Often called the forgotten war, the Korean War is not forgotten by veterans or their families.
A Korea Day Commemorative Service was held at the memorial fountain at Club Taree on Tuesday, July 27 to commemorate the cease fire or the Korean War on July 27, 1953.
A small crowd gathered for the ceremony, which was conducted with a COVIDSafe plan.
The service did not escape the effects of the pandemic. Normally, members of the Sydney Cheil (Korean) Uniting Church, make the trip to Taree to attend the service, however being in Concord, the area is in lockdown and they could not attend.
Treasurer of the Taree RSL Sub-branch, Ted Hill, instead delivered a message from the paster of Cheil Church, Matt Kang.
For me it's a remembrance day for the chaps that served there and also the men that died there.Philip Hudson, Korean War veteran
The 317 Squadron Royal Australian Airforce Cadet Unit and TS Manoora Australian Navy Cadets are regular participants in the annual event to form the honour guard, however, once again because of COVID, were not able to attend.
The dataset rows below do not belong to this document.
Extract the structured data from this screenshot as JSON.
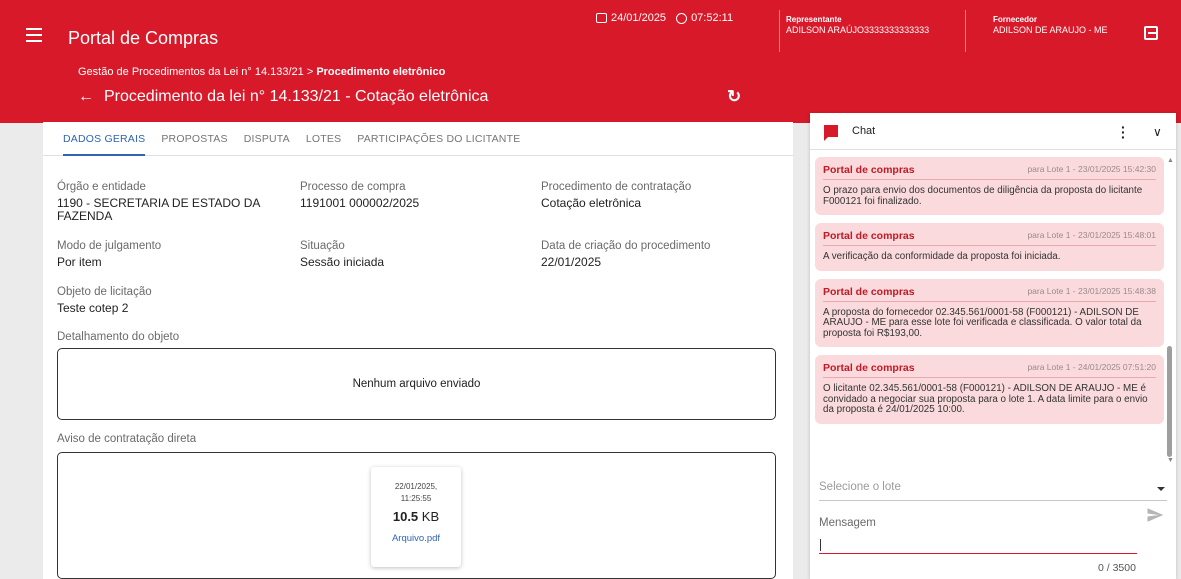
{
  "header": {
    "app_title": "Portal de Compras",
    "date": "24/01/2025",
    "time": "07:52:11",
    "representative_label": "Representante",
    "representative_name": "ADILSON ARAÚJO3333333333333",
    "supplier_label": "Fornecedor",
    "supplier_name": "ADILSON DE ARAUJO - ME",
    "breadcrumb_prefix": "Gestão de Procedimentos da Lei n° 14.133/21 > ",
    "breadcrumb_current": "Procedimento eletrônico",
    "page_title": "Procedimento da lei n° 14.133/21 - Cotação eletrônica",
    "brand_color": "#d7192a"
  },
  "tabs": [
    "DADOS GERAIS",
    "PROPOSTAS",
    "DISPUTA",
    "LOTES",
    "PARTICIPAÇÕES DO LICITANTE"
  ],
  "fields": {
    "orgao_label": "Órgão e entidade",
    "orgao_value": "1190 - SECRETARIA DE ESTADO DA FAZENDA",
    "processo_label": "Processo de compra",
    "processo_value": "1191001 000002/2025",
    "procedimento_label": "Procedimento de contratação",
    "procedimento_value": "Cotação eletrônica",
    "modo_label": "Modo de julgamento",
    "modo_value": "Por item",
    "situacao_label": "Situação",
    "situacao_value": "Sessão iniciada",
    "data_label": "Data de criação do procedimento",
    "data_value": "22/01/2025",
    "objeto_label": "Objeto de licitação",
    "objeto_value": "Teste cotep 2",
    "detalhamento_label": "Detalhamento do objeto",
    "detalhamento_empty": "Nenhum arquivo enviado",
    "aviso_label": "Aviso de contratação direta"
  },
  "file": {
    "date": "22/01/2025,",
    "time": "11:25:55",
    "size_value": "10.5",
    "size_unit": "KB",
    "name": "Arquivo.pdf"
  },
  "chat": {
    "title": "Chat",
    "messages": [
      {
        "author": "Portal de compras",
        "meta": "para Lote 1  -  23/01/2025 15:42:30",
        "text": "O prazo para envio dos documentos de diligência da proposta do licitante F000121 foi finalizado."
      },
      {
        "author": "Portal de compras",
        "meta": "para Lote 1  -  23/01/2025 15:48:01",
        "text": "A verificação da conformidade da proposta foi iniciada."
      },
      {
        "author": "Portal de compras",
        "meta": "para Lote 1  -  23/01/2025 15:48:38",
        "text": "A proposta do fornecedor 02.345.561/0001-58 (F000121) - ADILSON DE ARAUJO - ME para esse lote foi verificada e classificada. O valor total da proposta foi R$193,00."
      },
      {
        "author": "Portal de compras",
        "meta": "para Lote 1  -  24/01/2025 07:51:20",
        "text": "O licitante 02.345.561/0001-58 (F000121) - ADILSON DE ARAUJO - ME é convidado a negociar sua proposta para o lote  1. A data limite para o envio da proposta é 24/01/2025 10:00."
      }
    ],
    "select_placeholder": "Selecione o lote",
    "message_label": "Mensagem",
    "counter": "0 / 3500"
  }
}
Member for Myall Lakes, Stephen Bromhead delivered a commemorative address where he outlined the history of the Korean War.
"Korea was a place that few Australians knew much about until 1950," Mr Bromhead said. "From 1950 to 1953, almost 18,000 Australians in the army, navy and air force, fought as part of the United Nations multinational force defending South Korea from the communist force of North Korea. The war ended with an armistice in 1953. After the war, some Australians remained in Korea for four years as military observers."
Korean War veterans Philip Hudson and Ernest Worth attended the Commemorative Service with family members.
"For me it's a remembrance day for the chaps that served there and also the men that died there," Philip said.
Ernest said for him, it meant freedom for Australia.
"It was born in me to be a soldier, my Dad was at Gallipoli and he was also in the 4th (Light Horse) Regiment at the Battle of Beersheba."
Philip said his memories of the war are fading. However that didn't stop the two men, Philip in his 90s and Ernest turning 90 on Saturday, from reminiscing together after the service.
Both men were in the 3rd Battalion, Royal Australian Regiment, which was bestowed the equivalent of a battlefield VC. Ernest was also in the 1st Battalion.
Award of Distinguished Unit Citation Battle Honours for 3rd Battalion
The 3rd Battalion, Royal Australian Regiment, along with the 2nd Battalion, Princess Patricia's Canadian Light Infantry and Company A 72nd Heavy Tank Battalion (United States) were cited by the then President of the United States of America for "extraordinary heroism and outstanding performance of combat duties in action against the armed enemy near Kapyong, Korea, on April 24 and 25, 1951".
Documentation relating to the citation reads as follows:
The enemy had broken through the main line of resistance and penetrated to the area north of Kapyong. The units listed above were deployed to stem the assault.
The 3rd Battalion, Royal Australian Regiment moved to the right flank of the sector and took up defensive positions north of the Pukham River.
The 2nd Battalion, Princess Patricia's Canadian Light Infantry, defended in the vicinity of Hill 677 on the left flank. Company A, 72nd Heavy Tank Battalion supported all units to the full extent of its capacity and, in addition, kept the main roads open and assisted in evacuating the wounded.
The forward elements were completely surrounded going through the first day and into the second. Again and again the enemy threw waves of troops at the gallant defenders, and many times succeeded in penetrating the outer defences, but each time the courageous, indomitable, and determined soldiers repulsed the fanatical attacks.
Ammunition ran low and there was no time for food. Critical supplies were dropped by air to the encircled troops, and they stood their ground in resolute defiance of the enemy.
In some instances when the enemy penetrated the defences, the commanders directed friendly artillery fire on their own positions repelling the thrusts.
Toward the close of April 25, the enemy breakthrough had been stopped. The breakthrough on the central front had been changed from defeat to victory by the gallant stand of these heroic and courageous soldiers.
The 3rd Battalion, Royal Australian Regiment; 2nd Battalion, Princess Patricia's Canadian Light Infantry; and Company A 72nd Heavy Tank Battalion, displayed such gallantry, determination, and esprit de corps in accomplishing their missions under extremely difficult and hazardous conditions set them apart and above other units participating in the campaign. By their achievements they brought distinguished credit on themselves, their homelands, and all freedom-loving nations.
- General Mathew B Ridgeway, Supreme Commander United Nations Forces